Items from a data source —
________________________
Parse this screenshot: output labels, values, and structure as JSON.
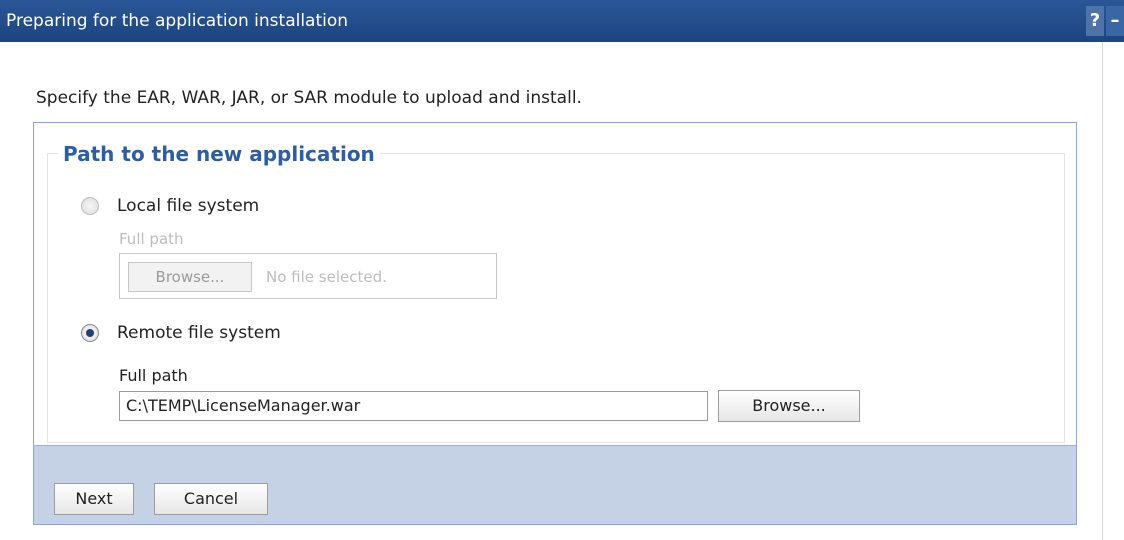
{
  "header": {
    "title": "Preparing for the application installation",
    "help_label": "?",
    "minimize_label": "–"
  },
  "instruction": "Specify the EAR, WAR, JAR, or SAR module to upload and install.",
  "path_section": {
    "legend": "Path to the new application",
    "local": {
      "label": "Local file system",
      "full_path_label": "Full path",
      "browse_label": "Browse...",
      "no_file_text": "No file selected.",
      "selected": false,
      "disabled": true
    },
    "remote": {
      "label": "Remote file system",
      "full_path_label": "Full path",
      "value": "C:\\TEMP\\LicenseManager.war",
      "browse_label": "Browse...",
      "selected": true
    }
  },
  "actions": {
    "next_label": "Next",
    "cancel_label": "Cancel"
  },
  "colors": {
    "title_bar": "#1c447e",
    "legend_text": "#2e5da0",
    "footer_bg": "#c5d2e6"
  }
}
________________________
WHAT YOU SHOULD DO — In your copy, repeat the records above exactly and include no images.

REPLY —
Parse this screenshot: output labels, values, and structure as JSON.
{
  "header": {
    "title": "Preparing for the application installation",
    "help_label": "?",
    "minimize_label": "–"
  },
  "instruction": "Specify the EAR, WAR, JAR, or SAR module to upload and install.",
  "path_section": {
    "legend": "Path to the new application",
    "local": {
      "label": "Local file system",
      "full_path_label": "Full path",
      "browse_label": "Browse...",
      "no_file_text": "No file selected.",
      "selected": false,
      "disabled": true
    },
    "remote": {
      "label": "Remote file system",
      "full_path_label": "Full path",
      "value": "C:\\TEMP\\LicenseManager.war",
      "browse_label": "Browse...",
      "selected": true
    }
  },
  "actions": {
    "next_label": "Next",
    "cancel_label": "Cancel"
  },
  "colors": {
    "title_bar": "#1c447e",
    "legend_text": "#2e5da0",
    "footer_bg": "#c5d2e6"
  }
}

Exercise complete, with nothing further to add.